Last night, we went to see Michael Clayton. I’d read fabulous reviews of No Country for Old Men and There Will Be Blood, but I find it harder and harder to see downbeat films full of violence. There’s just too much violence in the real world for me to be able to enjoy it represented on screen. I know it means I’m missing some amazing films and acting.
Michael Clayton is a terrific film. A dramatic thriller involving corporate and legal skulduggery, it features a wonderful cast involving some of the finest actors working today including George Clooney in the lead, Tom Wilkinson in an astonishing performance (not rewarded with an Oscar unfortunately) as a former hotshot corporate lawyer turned raving mystical lunatic, Tilda Swinton (who did win the Oscar in her category), and Sydney Pollack (who also was one of the film’s producers).
To tell the truth, the plot was a little thin. It involves a sleazy multinational agritech corporation a la Monsanto selling a cancer-causing weed killer, which leads to a $3-billion class action suit. My wife (an attorney) and I also laughed at Clooney’s role as his law firm’s “fixer.” The guy (every law firm has one, don’t they?) who makes knotty problems go away with the wave of his hand. Rain-maker partner has a nervous breakdown? No problem. Get him into Betty Ford and clean up the mess after him. Big client involved in hit and run accident? We can make it go away.
But what is marvelous about this film is the character portrayals. Clooney is at his most compelling in the role of a troubled man seeking desperately to find some greater meaning to his life than fixing the worst problems of a group of lawyers who see him as little better than a “human janitor.” He is the good man confronting evil with just his bare wits.
Though Wilkinson’s role and portrayal of a top-flight corporate litigator unraveling in the midst of a professional and spiritual crisis are a bit showy and mannered, it’s still a tour de force.

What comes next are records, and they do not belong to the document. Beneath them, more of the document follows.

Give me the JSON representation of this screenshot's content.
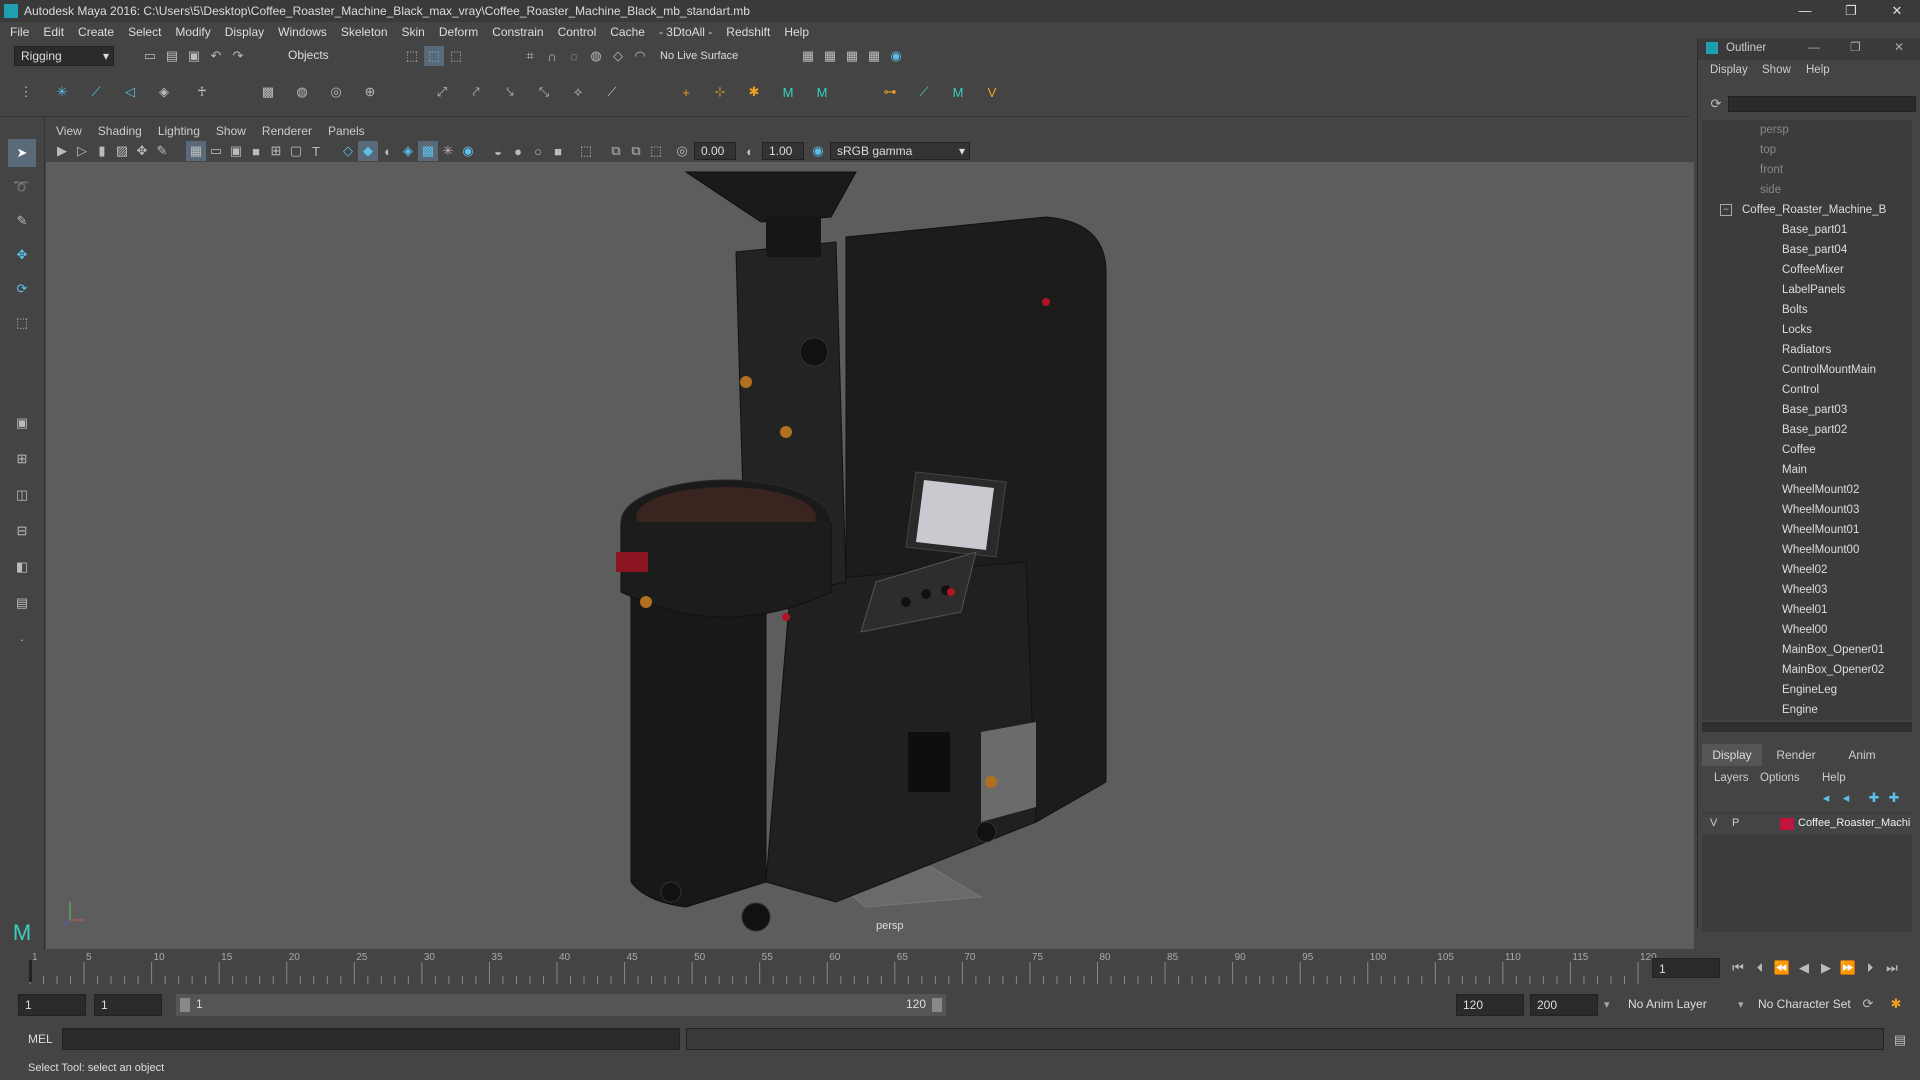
{
  "window": {
    "title": "Autodesk Maya 2016: C:\\Users\\5\\Desktop\\Coffee_Roaster_Machine_Black_max_vray\\Coffee_Roaster_Machine_Black_mb_standart.mb",
    "minimize": "—",
    "restore": "❐",
    "close": "✕"
  },
  "menu": [
    "File",
    "Edit",
    "Create",
    "Select",
    "Modify",
    "Display",
    "Windows",
    "Skeleton",
    "Skin",
    "Deform",
    "Constrain",
    "Control",
    "Cache",
    "- 3DtoAll -",
    "Redshift",
    "Help"
  ],
  "statusline": {
    "mode": "Rigging",
    "objects": "Objects",
    "live_surface": "No Live Surface"
  },
  "panel": {
    "menu": [
      "View",
      "Shading",
      "Lighting",
      "Show",
      "Renderer",
      "Panels"
    ],
    "exposure": "0.00",
    "gamma": "1.00",
    "color_space": "sRGB gamma",
    "camera_label": "persp"
  },
  "outliner": {
    "title": "Outliner",
    "menu": [
      "Display",
      "Show",
      "Help"
    ],
    "cameras": [
      "persp",
      "top",
      "front",
      "side"
    ],
    "root": "Coffee_Roaster_Machine_B",
    "children": [
      "Base_part01",
      "Base_part04",
      "CoffeeMixer",
      "LabelPanels",
      "Bolts",
      "Locks",
      "Radiators",
      "ControlMountMain",
      "Control",
      "Base_part03",
      "Base_part02",
      "Coffee",
      "Main",
      "WheelMount02",
      "WheelMount03",
      "WheelMount01",
      "WheelMount00",
      "Wheel02",
      "Wheel03",
      "Wheel01",
      "Wheel00",
      "MainBox_Opener01",
      "MainBox_Opener02",
      "EngineLeg",
      "Engine"
    ]
  },
  "layers": {
    "tabs": [
      "Display",
      "Render",
      "Anim"
    ],
    "menu": [
      "Layers",
      "Options",
      "Help"
    ],
    "layer": {
      "v": "V",
      "p": "P",
      "name": "Coffee_Roaster_Machi",
      "color": "#c0143c"
    }
  },
  "timeline": {
    "ticks": [
      "1",
      "5",
      "10",
      "15",
      "20",
      "25",
      "30",
      "35",
      "40",
      "45",
      "50",
      "55",
      "60",
      "65",
      "70",
      "75",
      "80",
      "85",
      "90",
      "95",
      "100",
      "105",
      "110",
      "115",
      "120"
    ],
    "current_frame": "1"
  },
  "range": {
    "start": "1",
    "playback_start": "1",
    "slider_start": "1",
    "slider_end": "120",
    "playback_end": "120",
    "end": "200",
    "anim_layer": "No Anim Layer",
    "char_set": "No Character Set"
  },
  "cmd": {
    "label": "MEL"
  },
  "help": {
    "text": "Select Tool: select an object"
  }
}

The only reason he didn’t win is the incredibly strong competition he faced in his category.
Tilda Swinton’s performance as general counsel of the sleazy multinational corporation is also a bit showy for my taste. But I’ve liked her in everything she’s been in and she’s a class act. She was especially fine in The Deep End, which I highly recommend. Her Oscar couldn’t have happened to a more deserving actor.
One of the great highlights of the film is the last scene in which Clooney, who is supposed to be dead, confronts Swinton with the unmasking of her evil machinations. The former’s line: “I’m the guy you want to buy, not the one you want to kill” is as dramatically powerful as any of the best lines delivered by Marlon Brando, Jimmy Stewart, Gary Cooper or Humphrey Bogart. And of course, Clooney’s selling of this deception to Swinton is her undoing. What is especially great about the scene is that in the midst of it and until the very last second you don’t know whether Clooney is going to allow himself to be bought or stand for something better. I don’t want to explain this for fear of spoiling it for anyone who might see the film.
Watching Clooney in this film brought me so much satisfaction contemplating an actor who got his break on a superior TV show; but who has gone on, unlike most other actors in his position, and created a superb career. He’s picked fine film vehicles for his talent, plus films that have a social conscience. The man has a mind in addition to whatever gifts God gave him. If you compare him to other male stars like Tom Cruise, Brad Pitt, or Nicholas Cage, the difference is that Clooney is less about the celebrity than about what he can do with the celebrity to advance projects and ideas in which he believes. How many are there like him in Hollywood? A few perhaps. But not many.
On a different note, for any Seattlites reading this we had dinner afterward at Porcella, a very nice Bellevue restaurant which I recommend. I had butternut squash soup with balsamic vinegar, lamb osso buco with lentils and chocolate pot au crème. What was especially lovely was our waiter bringing to our table a 7 year old “assistant” who helped take our order. She also served our food and cleaned away our dishes. Since we have a son about to turn 7 next month, I was intrigued by our eager and precocious young waiter in training. I thought she might be the waiter’s or owner’s daughter. Turns out she was the daughter of customers who were also eating there that night. Natalie, the girl’s name, was so into the idea of waiting tables that the actual waiter took her under his wing and let her join him. I thought it was splendid of him. She had a good time and her parents got to have a nice dinner to themselves. I wanted to leave her a tip in addition to his but she’d already left the restaurant by the time we paid our bill.
Porcella Urban Market
10245 Main Street
Bellevue, WA 98004